First, being in actual physical control of a motor vehicle;
Second, on a public road, street, highway, turnpike, street, or place;
OR on a private road, street, alley or lane which provides access to one or more single or multi-family dwellings;
Third, while having a blood/breath alcohol concentration of 0.08 or more;
OR while under the influence of alcohol OR while under the influence of any intoxicating substance other than alcohol OR combined influence of alcohol and any other intoxicating substance which may render a person incapable of safely driving a motor vehicle;
Fourth, the blood/breath alcohol test was administered within 2 hours after arrest.”


The term “actual physical control” has a certain legal meaning. It means “directing influence, domination or regulation of any motor vehicle, whether or not the motor vehicle is being driven or is in motion.” The Court of Criminal Appeals has stated that, by adding the words “actual physical control,” the Legislature intended to apply the law to persons who control a vehicle but who may not have put the vehicle into motion.


Confused?

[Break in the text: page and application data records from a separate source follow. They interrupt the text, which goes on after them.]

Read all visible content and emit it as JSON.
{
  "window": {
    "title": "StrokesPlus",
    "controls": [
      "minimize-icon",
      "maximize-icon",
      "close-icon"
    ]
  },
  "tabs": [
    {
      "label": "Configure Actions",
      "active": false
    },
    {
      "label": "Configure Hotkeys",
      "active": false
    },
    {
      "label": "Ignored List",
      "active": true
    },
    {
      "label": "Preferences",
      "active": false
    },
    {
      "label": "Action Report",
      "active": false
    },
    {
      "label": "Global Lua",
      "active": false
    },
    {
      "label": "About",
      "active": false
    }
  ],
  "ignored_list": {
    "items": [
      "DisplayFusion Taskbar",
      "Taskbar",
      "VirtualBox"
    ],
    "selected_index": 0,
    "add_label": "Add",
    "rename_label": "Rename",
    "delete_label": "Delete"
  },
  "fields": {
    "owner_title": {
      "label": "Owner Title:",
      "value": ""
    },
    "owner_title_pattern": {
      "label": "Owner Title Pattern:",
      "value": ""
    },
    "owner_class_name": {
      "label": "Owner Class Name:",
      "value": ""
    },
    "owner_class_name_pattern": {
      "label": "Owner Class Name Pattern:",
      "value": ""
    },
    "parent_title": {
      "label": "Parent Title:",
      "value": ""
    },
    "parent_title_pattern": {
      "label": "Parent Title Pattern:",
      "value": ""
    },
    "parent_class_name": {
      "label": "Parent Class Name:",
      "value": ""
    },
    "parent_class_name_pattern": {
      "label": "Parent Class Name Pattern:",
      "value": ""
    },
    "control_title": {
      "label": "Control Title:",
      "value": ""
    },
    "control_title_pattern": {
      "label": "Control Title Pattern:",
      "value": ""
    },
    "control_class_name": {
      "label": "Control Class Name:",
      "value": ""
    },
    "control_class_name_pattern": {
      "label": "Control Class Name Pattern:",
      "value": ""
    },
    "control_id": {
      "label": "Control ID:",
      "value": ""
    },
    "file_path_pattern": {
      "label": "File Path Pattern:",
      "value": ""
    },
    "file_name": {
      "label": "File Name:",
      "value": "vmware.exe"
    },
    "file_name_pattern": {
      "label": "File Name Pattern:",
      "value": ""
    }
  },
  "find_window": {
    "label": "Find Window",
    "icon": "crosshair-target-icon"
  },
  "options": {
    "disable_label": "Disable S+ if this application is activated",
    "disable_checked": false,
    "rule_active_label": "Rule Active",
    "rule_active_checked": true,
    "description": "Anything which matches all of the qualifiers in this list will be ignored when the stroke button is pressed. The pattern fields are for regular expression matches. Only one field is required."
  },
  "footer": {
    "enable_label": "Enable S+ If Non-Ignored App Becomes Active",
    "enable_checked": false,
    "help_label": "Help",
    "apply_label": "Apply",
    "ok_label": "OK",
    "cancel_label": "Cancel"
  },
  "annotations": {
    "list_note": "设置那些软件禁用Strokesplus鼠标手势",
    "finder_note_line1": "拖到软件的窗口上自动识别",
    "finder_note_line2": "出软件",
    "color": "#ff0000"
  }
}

Here are some illustrations:

• Behind the Wheel But Not Driving: Police found the defendant intoxicated behind the wheel of a vehicle with the motor running But there was no evidence that he had driven it. The Oklahoma Court of Criminal Appeals indicated that the defendant could not be convicted of driving while under the influence but could be convicted of being in actual physical control while under the influence. Parker v. State.

• Asleep in Driver’s Seat: A lake ranger saw a vehicle parked on the road around 2:00 a.m. The ranger pulled up beside the vehicle, shined his lights on it and saw two people inside. He then walked over to the pickup and noticed that the two people inside the truck were sleeping. After waking the two occupants, the ranger saw what appeared to be a burned marijuana cigarette in the ashtray. The ranger then requested that defendant, who was sitting in the driver’s seat, get out of the truck. While Defendant was getting out of the truck, the ranger noticed keys in the ignition. The Defendant’s balance was unstable, that he had an order of alcohol, and that his speech was slurred. He failed a field sobriety test of standing on one leg, refused to take a breathalyzer test. Wofford v. State.

• Exiting on Driver’s Side: An officer responded to a call of a disturbance at a residence. When he arrived at the scene, he saw the Defendant exciting the driver’s side of a car. The car was parked partly in the roadway and partly in the driveway in the yard of the residence. The Defendant had slurred speech, appeared unsteady, smelled of alcohol, and had bloodshot eyes. Based upon these observations, police arrested the Defendant for actual physical control. Kyle v. State.

• Unconscious Behind Steering Wheel: Police discovered the Defendant inside his car. The car was idling in a small parking area in front of a business. An officer testified that the doors were shut, the engine was running, and the headlights were on. The Defendant was situated with his legs under the steering wheel, close to the pedals, and the upper part of his body on the passenger side of the front seat. He was unconscious and intoxicated. Mason v. State.

Actual physical control is a misdemeanor for a first offense. The punishment is 10 days to one year in jail and a fine of up to $1,000. A second conviction within two years of a conviction is a felony. The punishment for that is one to five years in prison and a fine of up to $2,500. For two felony APC convictions the punishment is one to 10 years in prison and a fine of up to $5,000. A third felony APC conviction is one to 20 years in prison and a fine of up to $5,000.

If you’ve been charged with being in actual physical control of a motor vehicle, or any other crime, call Tulsa criminal defense attorney Stephen Cale at 918-771-7314. Your initial consultation with the Cale Law Office is free. Attorney Cale has nearly two decades of experience and focuses his practice on criminal defense.  When you meet with Attorney Cale, he will provide a free Defense Strategy Plan document for you. This will guide you on what steps Attorney Cale will be taking in defending you. It also gives you a roadmap of the court process.